▸ **Task item**
Although the records contain pictures, the copy must not; reproduce everything else in them exactly.

========================

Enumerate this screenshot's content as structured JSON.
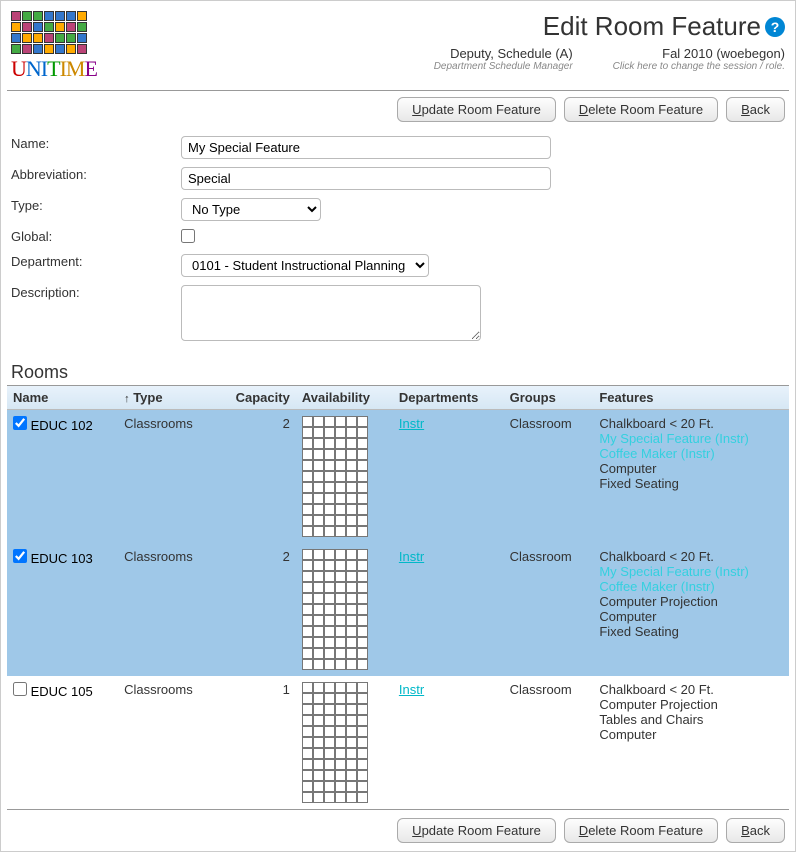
{
  "header": {
    "title": "Edit Room Feature",
    "user": {
      "line1": "Deputy, Schedule (A)",
      "line2": "Department Schedule Manager"
    },
    "session": {
      "line1": "Fal 2010 (woebegon)",
      "line2": "Click here to change the session / role."
    },
    "logo_text": "UniTime"
  },
  "buttons": {
    "update": {
      "pre": "U",
      "rest": "pdate Room Feature"
    },
    "delete": {
      "pre": "D",
      "rest": "elete Room Feature"
    },
    "back": {
      "pre": "B",
      "rest": "ack"
    }
  },
  "form": {
    "name_label": "Name:",
    "name_value": "My Special Feature",
    "abbr_label": "Abbreviation:",
    "abbr_value": "Special",
    "type_label": "Type:",
    "type_value": "No Type",
    "global_label": "Global:",
    "global_checked": false,
    "dept_label": "Department:",
    "dept_value": "0101 - Student Instructional Planning",
    "desc_label": "Description:",
    "desc_value": ""
  },
  "rooms_section": "Rooms",
  "columns": {
    "name": "Name",
    "type": "Type",
    "capacity": "Capacity",
    "availability": "Availability",
    "departments": "Departments",
    "groups": "Groups",
    "features": "Features",
    "sort_indicator": "↑"
  },
  "rows": [
    {
      "checked": true,
      "selected": true,
      "name": "EDUC 102",
      "type": "Classrooms",
      "capacity": "2",
      "dept": "Instr",
      "group": "Classroom",
      "features": [
        {
          "text": "Chalkboard < 20 Ft.",
          "hl": false
        },
        {
          "text": "My Special Feature (Instr)",
          "hl": true
        },
        {
          "text": "Coffee Maker (Instr)",
          "hl": true
        },
        {
          "text": "Computer",
          "hl": false
        },
        {
          "text": "Fixed Seating",
          "hl": false
        }
      ]
    },
    {
      "checked": true,
      "selected": true,
      "name": "EDUC 103",
      "type": "Classrooms",
      "capacity": "2",
      "dept": "Instr",
      "group": "Classroom",
      "features": [
        {
          "text": "Chalkboard < 20 Ft.",
          "hl": false
        },
        {
          "text": "My Special Feature (Instr)",
          "hl": true
        },
        {
          "text": "Coffee Maker (Instr)",
          "hl": true
        },
        {
          "text": "Computer Projection",
          "hl": false
        },
        {
          "text": "Computer",
          "hl": false
        },
        {
          "text": "Fixed Seating",
          "hl": false
        }
      ]
    },
    {
      "checked": false,
      "selected": false,
      "name": "EDUC 105",
      "type": "Classrooms",
      "capacity": "1",
      "dept": "Instr",
      "group": "Classroom",
      "features": [
        {
          "text": "Chalkboard < 20 Ft.",
          "hl": false
        },
        {
          "text": "Computer Projection",
          "hl": false
        },
        {
          "text": "Tables and Chairs",
          "hl": false
        },
        {
          "text": "Computer",
          "hl": false
        }
      ]
    }
  ]
}
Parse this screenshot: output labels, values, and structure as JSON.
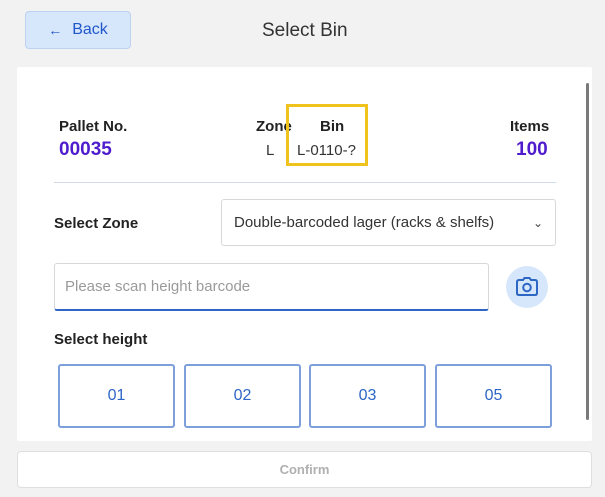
{
  "header": {
    "back_label": "Back",
    "title": "Select Bin"
  },
  "info": {
    "pallet_label": "Pallet No.",
    "pallet_value": "00035",
    "zone_label": "Zone",
    "zone_value": "L",
    "bin_label": "Bin",
    "bin_value": "L-0110-?",
    "items_label": "Items",
    "items_value": "100"
  },
  "zone_select": {
    "label": "Select Zone",
    "selected": "Double-barcoded lager (racks & shelfs)"
  },
  "scan": {
    "placeholder": "Please scan height barcode",
    "value": ""
  },
  "heights": {
    "label": "Select height",
    "options": [
      "01",
      "02",
      "03",
      "05"
    ]
  },
  "footer": {
    "confirm_label": "Confirm"
  },
  "colors": {
    "accent": "#2e66c6",
    "value_purple": "#4f1ccd",
    "highlight": "#f0c31c"
  }
}
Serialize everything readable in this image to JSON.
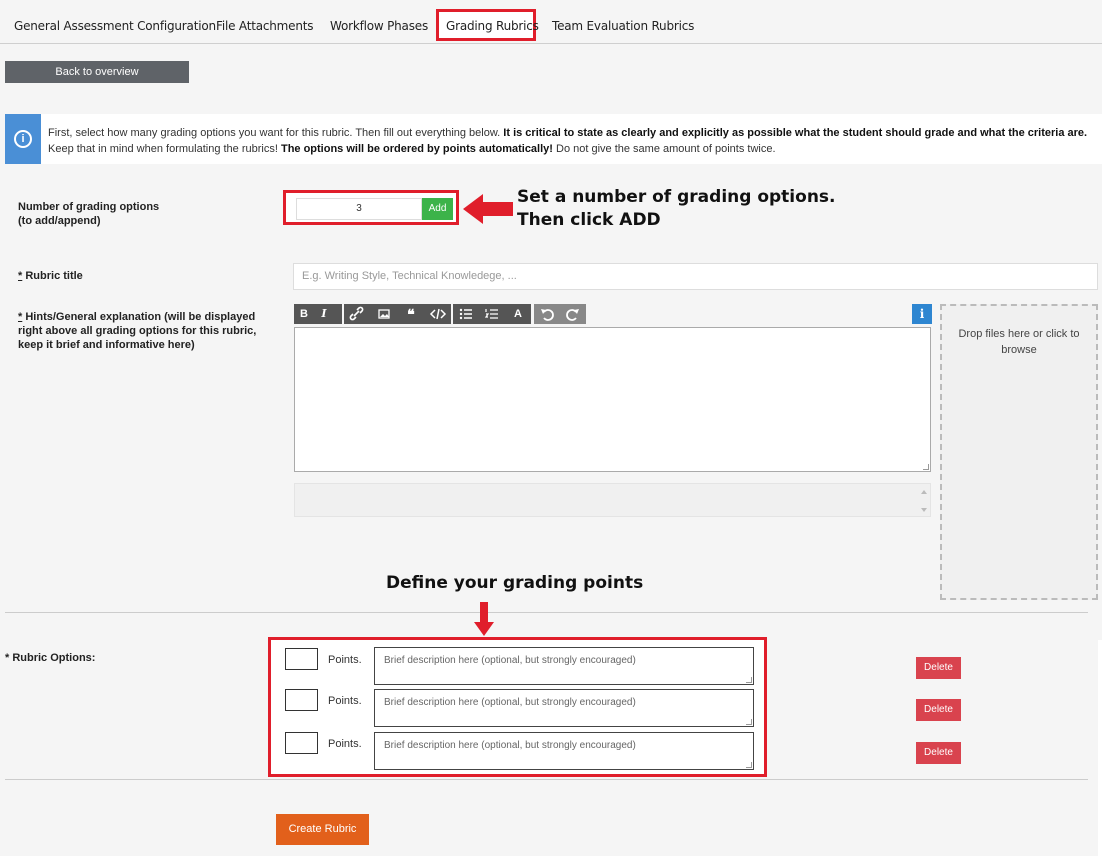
{
  "tabs": [
    {
      "label": "General Assessment Configuration"
    },
    {
      "label": "File Attachments"
    },
    {
      "label": "Workflow Phases"
    },
    {
      "label": "Grading Rubrics"
    },
    {
      "label": "Team Evaluation Rubrics"
    }
  ],
  "active_tab": "Grading Rubrics",
  "back_button": "Back to overview",
  "info": {
    "part1": "First, select how many grading options you want for this rubric. Then fill out everything below. ",
    "bold1": "It is critical to state as clearly and explicitly as possible what the student should grade and what the criteria are.",
    "part2": " Keep that in mind when formulating the rubrics! ",
    "bold2": "The options will be ordered by points automatically!",
    "part3": " Do not give the same amount of points twice."
  },
  "grading_options": {
    "label_line1": "Number of grading options",
    "label_line2": "(to add/append)",
    "value": "3",
    "add_label": "Add"
  },
  "callout": {
    "line1": "Set a number of grading options.",
    "line2": "Then click ADD"
  },
  "rubric_title": {
    "label": "Rubric title",
    "required_mark": "*",
    "placeholder": "E.g. Writing Style, Technical Knowledege, ..."
  },
  "hints": {
    "required_mark": "*",
    "label_line1": "Hints/General explanation (will be displayed",
    "label_line2": "right above all grading options for this rubric,",
    "label_line3": "keep it brief and informative here)"
  },
  "toolbar": {
    "bold": "B",
    "italic": "I",
    "info": "i"
  },
  "dropzone": "Drop files here or click to browse",
  "define_title": "Define your grading points",
  "rubric_options": {
    "label": "* Rubric Options:",
    "points_label": "Points.",
    "desc_placeholder": "Brief description here (optional, but strongly encouraged)",
    "delete_label": "Delete",
    "count": 3
  },
  "create_button": "Create Rubric",
  "colors": {
    "highlight": "#e01e2b",
    "add": "#3cb34a",
    "delete": "#d9434e",
    "create": "#e2601b",
    "info": "#4a8fd6"
  }
}
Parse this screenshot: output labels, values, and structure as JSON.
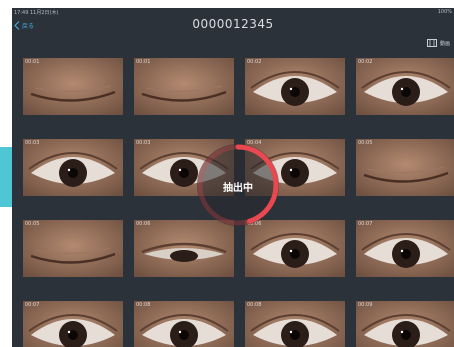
{
  "status_bar": {
    "time_date": "17:49  11月2日(木)",
    "battery": "100%"
  },
  "nav": {
    "back_label": "戻る",
    "title": "0000012345",
    "video_label": "動画"
  },
  "thumbnails": [
    {
      "time": "00:01",
      "kind": "closed"
    },
    {
      "time": "00:01",
      "kind": "closed"
    },
    {
      "time": "00:02",
      "kind": "open"
    },
    {
      "time": "00:02",
      "kind": "open"
    },
    {
      "time": "00:03",
      "kind": "open"
    },
    {
      "time": "00:03",
      "kind": "open"
    },
    {
      "time": "00:04",
      "kind": "open"
    },
    {
      "time": "00:05",
      "kind": "closed"
    },
    {
      "time": "00:05",
      "kind": "closed"
    },
    {
      "time": "00:06",
      "kind": "half"
    },
    {
      "time": "00:06",
      "kind": "open"
    },
    {
      "time": "00:07",
      "kind": "open"
    },
    {
      "time": "00:07",
      "kind": "open"
    },
    {
      "time": "00:08",
      "kind": "open"
    },
    {
      "time": "00:08",
      "kind": "open"
    },
    {
      "time": "00:09",
      "kind": "open"
    }
  ],
  "overlay": {
    "label": "抽出中",
    "progress": 0.45
  },
  "colors": {
    "background": "#2b323a",
    "accent": "#4ec6d4",
    "progress": "#e8484f",
    "link": "#48a8d8"
  }
}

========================

▸ **Response area**
Enumerate this screenshot's content as structured JSON.
{
  "header": {
    "title": "Edit Room Feature",
    "user": {
      "line1": "Deputy, Schedule (A)",
      "line2": "Department Schedule Manager"
    },
    "session": {
      "line1": "Fal 2010 (woebegon)",
      "line2": "Click here to change the session / role."
    },
    "logo_text": "UniTime"
  },
  "buttons": {
    "update": {
      "pre": "U",
      "rest": "pdate Room Feature"
    },
    "delete": {
      "pre": "D",
      "rest": "elete Room Feature"
    },
    "back": {
      "pre": "B",
      "rest": "ack"
    }
  },
  "form": {
    "name_label": "Name:",
    "name_value": "My Special Feature",
    "abbr_label": "Abbreviation:",
    "abbr_value": "Special",
    "type_label": "Type:",
    "type_value": "No Type",
    "global_label": "Global:",
    "global_checked": false,
    "dept_label": "Department:",
    "dept_value": "0101 - Student Instructional Planning",
    "desc_label": "Description:",
    "desc_value": ""
  },
  "rooms_section": "Rooms",
  "columns": {
    "name": "Name",
    "type": "Type",
    "capacity": "Capacity",
    "availability": "Availability",
    "departments": "Departments",
    "groups": "Groups",
    "features": "Features",
    "sort_indicator": "↑"
  },
  "rows": [
    {
      "checked": true,
      "selected": true,
      "name": "EDUC 102",
      "type": "Classrooms",
      "capacity": "2",
      "dept": "Instr",
      "group": "Classroom",
      "features": [
        {
          "text": "Chalkboard < 20 Ft.",
          "hl": false
        },
        {
          "text": "My Special Feature (Instr)",
          "hl": true
        },
        {
          "text": "Coffee Maker (Instr)",
          "hl": true
        },
        {
          "text": "Computer",
          "hl": false
        },
        {
          "text": "Fixed Seating",
          "hl": false
        }
      ]
    },
    {
      "checked": true,
      "selected": true,
      "name": "EDUC 103",
      "type": "Classrooms",
      "capacity": "2",
      "dept": "Instr",
      "group": "Classroom",
      "features": [
        {
          "text": "Chalkboard < 20 Ft.",
          "hl": false
        },
        {
          "text": "My Special Feature (Instr)",
          "hl": true
        },
        {
          "text": "Coffee Maker (Instr)",
          "hl": true
        },
        {
          "text": "Computer Projection",
          "hl": false
        },
        {
          "text": "Computer",
          "hl": false
        },
        {
          "text": "Fixed Seating",
          "hl": false
        }
      ]
    },
    {
      "checked": false,
      "selected": false,
      "name": "EDUC 105",
      "type": "Classrooms",
      "capacity": "1",
      "dept": "Instr",
      "group": "Classroom",
      "features": [
        {
          "text": "Chalkboard < 20 Ft.",
          "hl": false
        },
        {
          "text": "Computer Projection",
          "hl": false
        },
        {
          "text": "Tables and Chairs",
          "hl": false
        },
        {
          "text": "Computer",
          "hl": false
        }
      ]
    }
  ]
}
Parse this screenshot: output labels, values, and structure as JSON.
{
  "header": {
    "back_label": "Back",
    "title": "Select Bin"
  },
  "info": {
    "pallet_label": "Pallet No.",
    "pallet_value": "00035",
    "zone_label": "Zone",
    "zone_value": "L",
    "bin_label": "Bin",
    "bin_value": "L-0110-?",
    "items_label": "Items",
    "items_value": "100"
  },
  "zone_select": {
    "label": "Select Zone",
    "selected": "Double-barcoded lager (racks & shelfs)"
  },
  "scan": {
    "placeholder": "Please scan height barcode",
    "value": ""
  },
  "heights": {
    "label": "Select height",
    "options": [
      "01",
      "02",
      "03",
      "05"
    ]
  },
  "footer": {
    "confirm_label": "Confirm"
  },
  "colors": {
    "accent": "#2e66c6",
    "value_purple": "#4f1ccd",
    "highlight": "#f0c31c"
  }
}
Serialize everything readable in this image to JSON.
{
  "tabs": [
    {
      "label": "General Assessment Configuration"
    },
    {
      "label": "File Attachments"
    },
    {
      "label": "Workflow Phases"
    },
    {
      "label": "Grading Rubrics"
    },
    {
      "label": "Team Evaluation Rubrics"
    }
  ],
  "active_tab": "Grading Rubrics",
  "back_button": "Back to overview",
  "info": {
    "part1": "First, select how many grading options you want for this rubric. Then fill out everything below. ",
    "bold1": "It is critical to state as clearly and explicitly as possible what the student should grade and what the criteria are.",
    "part2": " Keep that in mind when formulating the rubrics! ",
    "bold2": "The options will be ordered by points automatically!",
    "part3": " Do not give the same amount of points twice."
  },
  "grading_options": {
    "label_line1": "Number of grading options",
    "label_line2": "(to add/append)",
    "value": "3",
    "add_label": "Add"
  },
  "callout": {
    "line1": "Set a number of grading options.",
    "line2": "Then click ADD"
  },
  "rubric_title": {
    "label": "Rubric title",
    "required_mark": "*",
    "placeholder": "E.g. Writing Style, Technical Knowledege, ..."
  },
  "hints": {
    "required_mark": "*",
    "label_line1": "Hints/General explanation (will be displayed",
    "label_line2": "right above all grading options for this rubric,",
    "label_line3": "keep it brief and informative here)"
  },
  "toolbar": {
    "bold": "B",
    "italic": "I",
    "info": "i"
  },
  "dropzone": "Drop files here or click to browse",
  "define_title": "Define your grading points",
  "rubric_options": {
    "label": "* Rubric Options:",
    "points_label": "Points.",
    "desc_placeholder": "Brief description here (optional, but strongly encouraged)",
    "delete_label": "Delete",
    "count": 3
  },
  "create_button": "Create Rubric",
  "colors": {
    "highlight": "#e01e2b",
    "add": "#3cb34a",
    "delete": "#d9434e",
    "create": "#e2601b",
    "info": "#4a8fd6"
  }
}
Parse this screenshot: output labels, values, and structure as JSON.
{
  "status_bar": {
    "time_date": "17:49  11月2日(木)",
    "battery": "100%"
  },
  "nav": {
    "back_label": "戻る",
    "title": "0000012345",
    "video_label": "動画"
  },
  "thumbnails": [
    {
      "time": "00:01",
      "kind": "closed"
    },
    {
      "time": "00:01",
      "kind": "closed"
    },
    {
      "time": "00:02",
      "kind": "open"
    },
    {
      "time": "00:02",
      "kind": "open"
    },
    {
      "time": "00:03",
      "kind": "open"
    },
    {
      "time": "00:03",
      "kind": "open"
    },
    {
      "time": "00:04",
      "kind": "open"
    },
    {
      "time": "00:05",
      "kind": "closed"
    },
    {
      "time": "00:05",
      "kind": "closed"
    },
    {
      "time": "00:06",
      "kind": "half"
    },
    {
      "time": "00:06",
      "kind": "open"
    },
    {
      "time": "00:07",
      "kind": "open"
    },
    {
      "time": "00:07",
      "kind": "open"
    },
    {
      "time": "00:08",
      "kind": "open"
    },
    {
      "time": "00:08",
      "kind": "open"
    },
    {
      "time": "00:09",
      "kind": "open"
    }
  ],
  "overlay": {
    "label": "抽出中",
    "progress": 0.45
  },
  "colors": {
    "background": "#2b323a",
    "accent": "#4ec6d4",
    "progress": "#e8484f",
    "link": "#48a8d8"
  }
}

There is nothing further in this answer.